Who among us does not remember reading, reciting, or analyzing this famous poem by Robert Frost during those long lost days years ago when we were busy cramming our minds full of the information society thought would be invaluable for us to know? Who among us can ever really get past the profound insight of the words themselves as our day to day lives are marked continually by the need to choose this or that path? And we look back in wonder that our choices and the choices of others have led us to this point.
The other day I met a man who is “living the dream,” that is to say, he is very much living the life I envisioned for myself when I was a college student: young, good looking & unattached, pulling down a handsome salary in the finance industry, and thoroughly invested in the life of the local church. As we talked, and as I left the conversation, I felt the familiar twinge of doubt, or was it regret?
I sigh inwardly and contemplate “the road less traveled” upon which I’ve trod these twenty years. My life is far different than I imagined it would be. We talked across the dinner table, my wife and I, discussing the petty details of upcoming travels and reflecting on the more profound details of what really is entailed in the “good life.” And it has been a good life. I have a wonderful wife, a healthy and handsome son, all my needs are provided for. And yet even knowing this, the twinge of regret/doubt still comes.
How did I get here? How do any of us get anywhere? Simply we get wherever we are through the day by day choices we make that lead us inexorably along a path the end of which we cannot now imagine. Who imagines anything accurately about their future life? We don’t and we cannot. We simply choose, one step at a time. It is this basic reality that causes me to reject any notion that people are somehow prisoners of their feelings or trapped by their inclinations. Scientists confirm what the Bible teaches — as a man thinketh in his heart, so is he. And so as we choose the right, the holy, the merciful, the good – over and again – the paths in our brain literally take shape and we become different kinds of people than we were.
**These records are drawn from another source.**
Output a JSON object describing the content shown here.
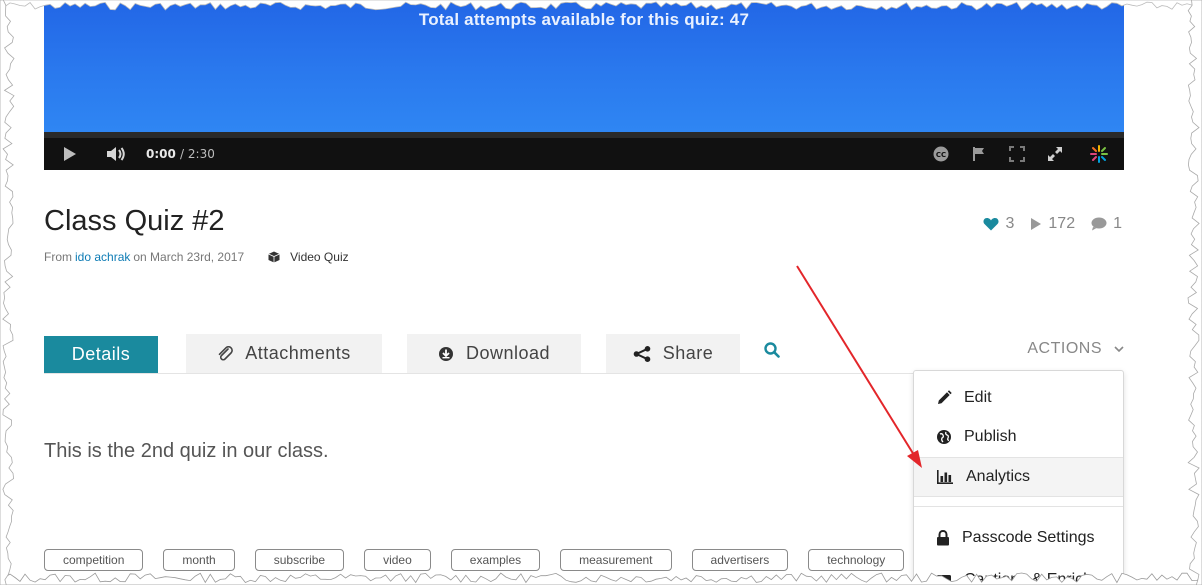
{
  "player": {
    "overlay_text": "Total attempts available for this quiz: 47",
    "current_time": "0:00",
    "duration": "/ 2:30",
    "progress": 0.0
  },
  "entry": {
    "title": "Class Quiz #2",
    "from_prefix": "From",
    "author": "ido achrak",
    "date": "on March 23rd, 2017",
    "type": "Video Quiz",
    "likes": "3",
    "plays": "172",
    "comments": "1",
    "description": "This is the 2nd quiz in our class."
  },
  "tabs": [
    {
      "label": "Details",
      "icon": "none",
      "active": true
    },
    {
      "label": "Attachments",
      "icon": "paperclip-icon",
      "active": false
    },
    {
      "label": "Download",
      "icon": "download-icon",
      "active": false
    },
    {
      "label": "Share",
      "icon": "share-icon",
      "active": false
    }
  ],
  "actions": {
    "label": "ACTIONS",
    "items": [
      {
        "label": "Edit",
        "icon": "pencil-icon"
      },
      {
        "label": "Publish",
        "icon": "globe-icon"
      },
      {
        "label": "Analytics",
        "icon": "bar-chart-icon"
      },
      {
        "label": "Passcode Settings",
        "icon": "lock-icon"
      },
      {
        "label": "Captions & Enrich",
        "icon": "captions-icon"
      }
    ]
  },
  "tags": [
    "competition",
    "month",
    "subscribe",
    "video",
    "examples",
    "measurement",
    "advertisers",
    "technology"
  ],
  "colors": {
    "accent": "#1a8a9e",
    "link": "#0e7cb5",
    "video_blue": "#2a79ee",
    "annotation_arrow": "#e3262a"
  }
}
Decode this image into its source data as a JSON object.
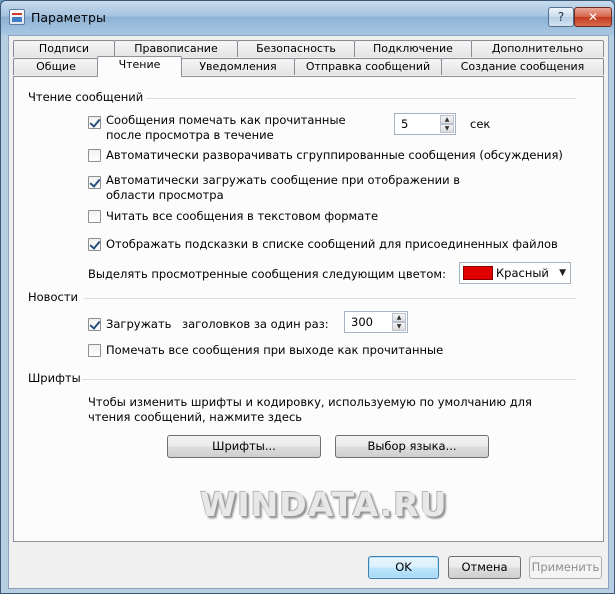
{
  "window": {
    "title": "Параметры",
    "help_label": "?",
    "close_label": "✕"
  },
  "tabs": {
    "row1": [
      "Подписи",
      "Правописание",
      "Безопасность",
      "Подключение",
      "Дополнительно"
    ],
    "row2": [
      "Общие",
      "Чтение",
      "Уведомления",
      "Отправка сообщений",
      "Создание сообщения"
    ],
    "active": "Чтение"
  },
  "reading": {
    "title": "Чтение сообщений",
    "mark_read": {
      "label": "Сообщения помечать как прочитанные после просмотра в течение",
      "checked": true
    },
    "mark_read_seconds": "5",
    "seconds_unit": "сек",
    "expand_groups": {
      "label": "Автоматически разворачивать сгруппированные сообщения (обсуждения)",
      "checked": false
    },
    "auto_download": {
      "label": "Автоматически загружать сообщение при отображении в области просмотра",
      "checked": true
    },
    "plain_text": {
      "label": "Читать все сообщения в текстовом формате",
      "checked": false
    },
    "tooltips": {
      "label": "Отображать подсказки в списке сообщений для присоединенных файлов",
      "checked": true
    },
    "highlight_label": "Выделять просмотренные сообщения следующим цветом:",
    "highlight_color": {
      "name": "Красный",
      "hex": "#e00000"
    }
  },
  "news": {
    "title": "Новости",
    "download": {
      "label": "Загружать",
      "checked": true
    },
    "headers_label": "заголовков за один раз:",
    "headers_count": "300",
    "mark_all_read": {
      "label": "Помечать все сообщения при выходе как прочитанные",
      "checked": false
    }
  },
  "fonts": {
    "title": "Шрифты",
    "description": "Чтобы изменить шрифты и кодировку, используемую по умолчанию для чтения сообщений, нажмите здесь",
    "fonts_button": "Шрифты...",
    "language_button": "Выбор языка..."
  },
  "watermark": "WINDATA.RU",
  "footer": {
    "ok": "OK",
    "cancel": "Отмена",
    "apply": "Применить"
  }
}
A decision, once taken, will lead, with its twists and turns and hidden corners, either towards a deeper and richer and more transformative relationship with God through Jesus, or further and further away. And like the traveler in Frost’s poem, there is never an option not to choose.